Traveling with a rabbit – wabbitwiki

• Wire pet carrier: While these carriers are chew-proof, rabbits may get their legs stuck in the holes, and the open sides may make them feel unsecure. If you use one of these, cover the bottom with a solid surface like a plastic sheet or a towel, and lightly cover the carrier with a bed sheet while continuing to give sufficient ventilation.

• Soft fabric carrier: These carriers are easy to store because they fold but are only suitable for extremely short trips. Rabbits can easily chew through the material and escape if they set their mind to it. However, these can be used if you don’t want to advertise the fact that you have a pet and hidden as a gym bag. Throw a towel over it, and no one will know what is underneath it.

One option is to use a cardboard box.


First lay a towel or blanket on the bottom so your rabbit will not slide around. Place your rabbit’s litterbox and foodbowl inside, and punch a hole in the side for a water bottle. You can hang the water bottle by simply punching holes in the cardboard to run a piece of wire around (be careful to eliminate sharp ends that your rabbit might injure itself on). It will make for a less-messy ride (and car) if you situate the water bottle such that the drinking tube is above where you’ve placed the litter box. You can also use a water bowl, but it tends to spill and then make a mess of the cardboard.

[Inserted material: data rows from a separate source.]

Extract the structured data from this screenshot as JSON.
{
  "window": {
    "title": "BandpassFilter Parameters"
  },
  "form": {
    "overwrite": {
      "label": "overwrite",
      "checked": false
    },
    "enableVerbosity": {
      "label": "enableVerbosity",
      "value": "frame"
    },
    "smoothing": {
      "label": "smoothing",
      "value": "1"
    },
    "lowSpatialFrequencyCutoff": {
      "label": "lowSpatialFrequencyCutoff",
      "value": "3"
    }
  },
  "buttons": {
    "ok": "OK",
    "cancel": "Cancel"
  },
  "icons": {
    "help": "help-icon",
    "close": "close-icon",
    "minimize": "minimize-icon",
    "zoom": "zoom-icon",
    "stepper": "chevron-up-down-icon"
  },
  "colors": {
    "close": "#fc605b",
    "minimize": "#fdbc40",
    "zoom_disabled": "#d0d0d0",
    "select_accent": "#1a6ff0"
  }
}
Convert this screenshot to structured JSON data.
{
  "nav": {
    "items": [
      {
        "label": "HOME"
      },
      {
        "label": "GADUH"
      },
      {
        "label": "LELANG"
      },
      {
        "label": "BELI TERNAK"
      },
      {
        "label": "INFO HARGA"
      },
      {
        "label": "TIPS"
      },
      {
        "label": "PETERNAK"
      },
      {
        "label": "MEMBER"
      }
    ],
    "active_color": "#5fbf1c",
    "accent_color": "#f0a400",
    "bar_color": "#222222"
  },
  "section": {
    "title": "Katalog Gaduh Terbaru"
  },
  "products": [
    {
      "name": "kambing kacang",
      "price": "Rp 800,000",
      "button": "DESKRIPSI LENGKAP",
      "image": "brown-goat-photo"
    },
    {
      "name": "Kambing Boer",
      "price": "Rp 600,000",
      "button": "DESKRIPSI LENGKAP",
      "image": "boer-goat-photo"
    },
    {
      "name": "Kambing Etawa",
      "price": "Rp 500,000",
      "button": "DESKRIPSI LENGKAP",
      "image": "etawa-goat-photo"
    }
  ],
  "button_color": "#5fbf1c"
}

You can either punch holes in the side for airflow and close the top or, if you have a very bold bunny, just leave the top fully or half open. It is vital that you punch enough holes for adequate airflow especially in warm weather as rabbits will easily overheat. You will also need to be careful that your rabbit does not chew his way through the cardboard and escape. Be warned that these cardboard boxes will generally be unable to reused in the case that the rabbit soils it, which is not uncommon.

Another option with a similar setup is a plastic laundry basket with holes in the side. These will provide enough ventilation in the case of warm weather, and you can cover it with a sheet or other light material to discourage an escape by jumping. This is a better alternative as the plastic is much sturdier than cardboard and cannot be easily chewed through.

Give your rabbit a cave- and den-like setting if possible. Generally pairs of rabbits do very well in the car because they have another bunny to cuddle with and take comfort in. Try to drive such that you minimize the jostling of the bunny if you can – no sudden stops, jerky acceleration, or sudden lane changes. Keep the volume on the radio moderate, and the windows mostly closed.

When placing the bunny carrier in the car, make sure that it is secure and as level as possible. The floor behind the passenger seat is the best location and also prevents the entire carrier from sliding. If you place the rabbit on the seat, you can place the seat belt through the handle to secure it in place. [2] Pull the seat belt to the end to lock the seat belt length.

Make sure that your rabbit has access to food (hay, vegetables, pellets) and water for the duration of the car ride if the trip is over an hour. Shorter trips do not require food or water. [2] Another option is to keep cold wet vegetables with the bunnies. Any crocks or food and water containers should be secured to the sides of the cage to prevent movement. Check up on your bunnies every time you pull over to make sure they are not overheating and to swap out their towels and bedding if it has been soiled.